▸ **EXERCISE DIRECTIONS**: Each record below should be written out again exactly as given.
+++ TASK MATERIAL
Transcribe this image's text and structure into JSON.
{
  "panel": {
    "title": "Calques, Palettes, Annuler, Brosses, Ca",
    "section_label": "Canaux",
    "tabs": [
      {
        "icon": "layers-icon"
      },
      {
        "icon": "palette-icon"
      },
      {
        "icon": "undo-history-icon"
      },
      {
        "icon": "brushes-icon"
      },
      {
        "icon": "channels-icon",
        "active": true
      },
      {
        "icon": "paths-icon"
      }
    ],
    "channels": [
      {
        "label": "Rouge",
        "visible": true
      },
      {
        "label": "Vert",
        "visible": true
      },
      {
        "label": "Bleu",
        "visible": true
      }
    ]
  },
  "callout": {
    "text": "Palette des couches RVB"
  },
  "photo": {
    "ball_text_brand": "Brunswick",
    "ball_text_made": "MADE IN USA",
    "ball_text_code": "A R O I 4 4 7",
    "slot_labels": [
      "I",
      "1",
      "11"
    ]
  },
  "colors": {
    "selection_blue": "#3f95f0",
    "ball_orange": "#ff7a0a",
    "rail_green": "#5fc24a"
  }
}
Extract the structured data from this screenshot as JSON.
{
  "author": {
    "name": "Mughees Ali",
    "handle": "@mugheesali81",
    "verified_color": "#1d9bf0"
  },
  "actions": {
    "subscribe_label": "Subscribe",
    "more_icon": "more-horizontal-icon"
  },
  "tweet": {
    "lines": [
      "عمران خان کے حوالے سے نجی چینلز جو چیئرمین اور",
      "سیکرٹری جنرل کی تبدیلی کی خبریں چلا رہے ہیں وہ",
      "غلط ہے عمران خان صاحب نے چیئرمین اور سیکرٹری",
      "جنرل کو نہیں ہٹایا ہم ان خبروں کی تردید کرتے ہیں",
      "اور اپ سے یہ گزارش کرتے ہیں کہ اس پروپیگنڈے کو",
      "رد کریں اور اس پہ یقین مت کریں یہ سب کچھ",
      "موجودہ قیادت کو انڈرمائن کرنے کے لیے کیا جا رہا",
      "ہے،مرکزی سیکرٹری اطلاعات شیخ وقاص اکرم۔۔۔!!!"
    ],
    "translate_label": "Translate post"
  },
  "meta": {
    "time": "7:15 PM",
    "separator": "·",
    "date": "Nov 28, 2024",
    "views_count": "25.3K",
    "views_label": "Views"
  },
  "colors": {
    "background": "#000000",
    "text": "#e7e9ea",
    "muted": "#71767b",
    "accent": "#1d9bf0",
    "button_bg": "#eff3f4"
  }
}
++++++
▸ **SOLUTION TO THE PROBLEM**:
Transcribe this image's text and structure into JSON.
{
  "panel": {
    "title": "Calques, Palettes, Annuler, Brosses, Ca",
    "section_label": "Canaux",
    "tabs": [
      {
        "icon": "layers-icon"
      },
      {
        "icon": "palette-icon"
      },
      {
        "icon": "undo-history-icon"
      },
      {
        "icon": "brushes-icon"
      },
      {
        "icon": "channels-icon",
        "active": true
      },
      {
        "icon": "paths-icon"
      }
    ],
    "channels": [
      {
        "label": "Rouge",
        "visible": true
      },
      {
        "label": "Vert",
        "visible": true
      },
      {
        "label": "Bleu",
        "visible": true
      }
    ]
  },
  "callout": {
    "text": "Palette des couches RVB"
  },
  "photo": {
    "ball_text_brand": "Brunswick",
    "ball_text_made": "MADE IN USA",
    "ball_text_code": "A R O I 4 4 7",
    "slot_labels": [
      "I",
      "1",
      "11"
    ]
  },
  "colors": {
    "selection_blue": "#3f95f0",
    "ball_orange": "#ff7a0a",
    "rail_green": "#5fc24a"
  }
}
Extract the structured data from this screenshot as JSON.
{
  "author": {
    "name": "Mughees Ali",
    "handle": "@mugheesali81",
    "verified_color": "#1d9bf0"
  },
  "actions": {
    "subscribe_label": "Subscribe",
    "more_icon": "more-horizontal-icon"
  },
  "tweet": {
    "lines": [
      "عمران خان کے حوالے سے نجی چینلز جو چیئرمین اور",
      "سیکرٹری جنرل کی تبدیلی کی خبریں چلا رہے ہیں وہ",
      "غلط ہے عمران خان صاحب نے چیئرمین اور سیکرٹری",
      "جنرل کو نہیں ہٹایا ہم ان خبروں کی تردید کرتے ہیں",
      "اور اپ سے یہ گزارش کرتے ہیں کہ اس پروپیگنڈے کو",
      "رد کریں اور اس پہ یقین مت کریں یہ سب کچھ",
      "موجودہ قیادت کو انڈرمائن کرنے کے لیے کیا جا رہا",
      "ہے،مرکزی سیکرٹری اطلاعات شیخ وقاص اکرم۔۔۔!!!"
    ],
    "translate_label": "Translate post"
  },
  "meta": {
    "time": "7:15 PM",
    "separator": "·",
    "date": "Nov 28, 2024",
    "views_count": "25.3K",
    "views_label": "Views"
  },
  "colors": {
    "background": "#000000",
    "text": "#e7e9ea",
    "muted": "#71767b",
    "accent": "#1d9bf0",
    "button_bg": "#eff3f4"
  }
}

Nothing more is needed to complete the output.